A New York Times' article on older Japanese workers marginalising their younger colleagues underlines how little the old understand the young.
It is a biting commentary on older generations hanging on to their vested interests at the expense of their young's professional development.
Young Japanese workers are frustrated but are stumped by what to do about it.
They need to find an outlet for their many talents and interests.
Some young Japanese have not only quit their jobs -- after a period of trying to gain acceptance -- but left their country as well.
The phenomenon is not peculiar to Japan. At a certain publishing company in Malaysia you will hear a similar story.
Top executives are reluctant to promote promising thirty-somethings to decision-making positions for reasons best known to themselves.
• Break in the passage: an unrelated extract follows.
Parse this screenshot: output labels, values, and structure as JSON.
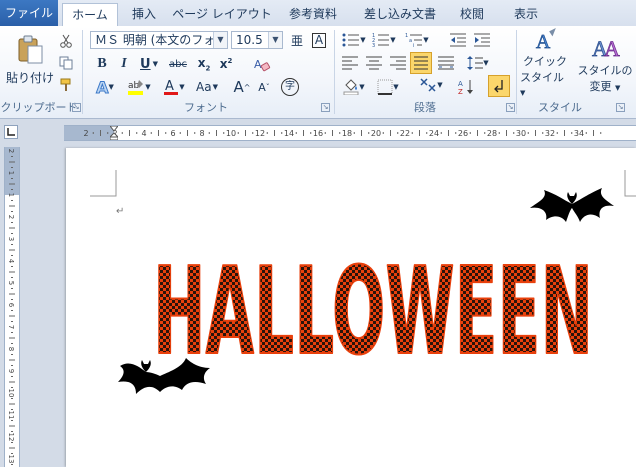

An enlightened top-level executive may want to act on his middle manager's suggestion to move a bright young staff member to a higher rank but he will need all the energy he can get to overcome all hurdles put before him by people from the Human Resources Department.
It does not matter if the young worker in question is deserving of promotion.
We hear of great working environments in game-changing companies such as Google where the young are allowed to fully express themselves and rewarded for their creativity.
It sounds like a dream.
Talented young Malaysian employees, like their Japanese counterparts mentioned in the New York Times' article, are exactly the type of people that the publishing company needs to boost its falling circulation figures and change the face of an aging organisation.
It is unfortunate that they are not given a chance to show what they can do.
Many have left and further resignations are expected. Nobody wants to work in a firm where the negative attitudes of older workers foster a culture of failure.
A dramatic reversal of policy still seems light years away.